╭──
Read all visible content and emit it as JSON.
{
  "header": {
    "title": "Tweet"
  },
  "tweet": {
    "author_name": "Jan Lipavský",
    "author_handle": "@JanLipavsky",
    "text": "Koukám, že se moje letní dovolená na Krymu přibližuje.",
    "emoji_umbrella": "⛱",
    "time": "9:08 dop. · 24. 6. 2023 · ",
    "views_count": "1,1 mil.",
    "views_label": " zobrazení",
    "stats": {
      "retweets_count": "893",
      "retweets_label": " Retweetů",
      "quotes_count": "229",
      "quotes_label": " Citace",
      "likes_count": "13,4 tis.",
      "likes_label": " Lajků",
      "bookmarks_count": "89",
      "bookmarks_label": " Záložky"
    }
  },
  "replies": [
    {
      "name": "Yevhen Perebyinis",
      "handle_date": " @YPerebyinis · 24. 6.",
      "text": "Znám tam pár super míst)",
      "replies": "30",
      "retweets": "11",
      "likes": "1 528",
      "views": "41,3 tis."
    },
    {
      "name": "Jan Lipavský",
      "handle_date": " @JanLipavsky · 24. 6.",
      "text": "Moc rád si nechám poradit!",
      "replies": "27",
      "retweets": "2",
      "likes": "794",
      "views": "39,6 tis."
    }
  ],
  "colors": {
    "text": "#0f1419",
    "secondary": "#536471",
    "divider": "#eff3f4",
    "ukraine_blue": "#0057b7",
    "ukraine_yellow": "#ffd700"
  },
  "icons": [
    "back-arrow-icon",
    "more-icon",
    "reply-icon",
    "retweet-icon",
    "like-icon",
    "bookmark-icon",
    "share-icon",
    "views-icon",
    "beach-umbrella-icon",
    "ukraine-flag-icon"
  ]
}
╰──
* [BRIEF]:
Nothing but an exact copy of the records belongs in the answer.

* [ANSWER SPACE]:
Read all visible content and emit it as JSON.
{
  "header": {
    "title": "Tweet"
  },
  "tweet": {
    "author_name": "Jan Lipavský",
    "author_handle": "@JanLipavsky",
    "text": "Koukám, že se moje letní dovolená na Krymu přibližuje.",
    "emoji_umbrella": "⛱",
    "time": "9:08 dop. · 24. 6. 2023 · ",
    "views_count": "1,1 mil.",
    "views_label": " zobrazení",
    "stats": {
      "retweets_count": "893",
      "retweets_label": " Retweetů",
      "quotes_count": "229",
      "quotes_label": " Citace",
      "likes_count": "13,4 tis.",
      "likes_label": " Lajků",
      "bookmarks_count": "89",
      "bookmarks_label": " Záložky"
    }
  },
  "replies": [
    {
      "name": "Yevhen Perebyinis",
      "handle_date": " @YPerebyinis · 24. 6.",
      "text": "Znám tam pár super míst)",
      "replies": "30",
      "retweets": "11",
      "likes": "1 528",
      "views": "41,3 tis."
    },
    {
      "name": "Jan Lipavský",
      "handle_date": " @JanLipavsky · 24. 6.",
      "text": "Moc rád si nechám poradit!",
      "replies": "27",
      "retweets": "2",
      "likes": "794",
      "views": "39,6 tis."
    }
  ],
  "colors": {
    "text": "#0f1419",
    "secondary": "#536471",
    "divider": "#eff3f4",
    "ukraine_blue": "#0057b7",
    "ukraine_yellow": "#ffd700"
  },
  "icons": [
    "back-arrow-icon",
    "more-icon",
    "reply-icon",
    "retweet-icon",
    "like-icon",
    "bookmark-icon",
    "share-icon",
    "views-icon",
    "beach-umbrella-icon",
    "ukraine-flag-icon"
  ]
}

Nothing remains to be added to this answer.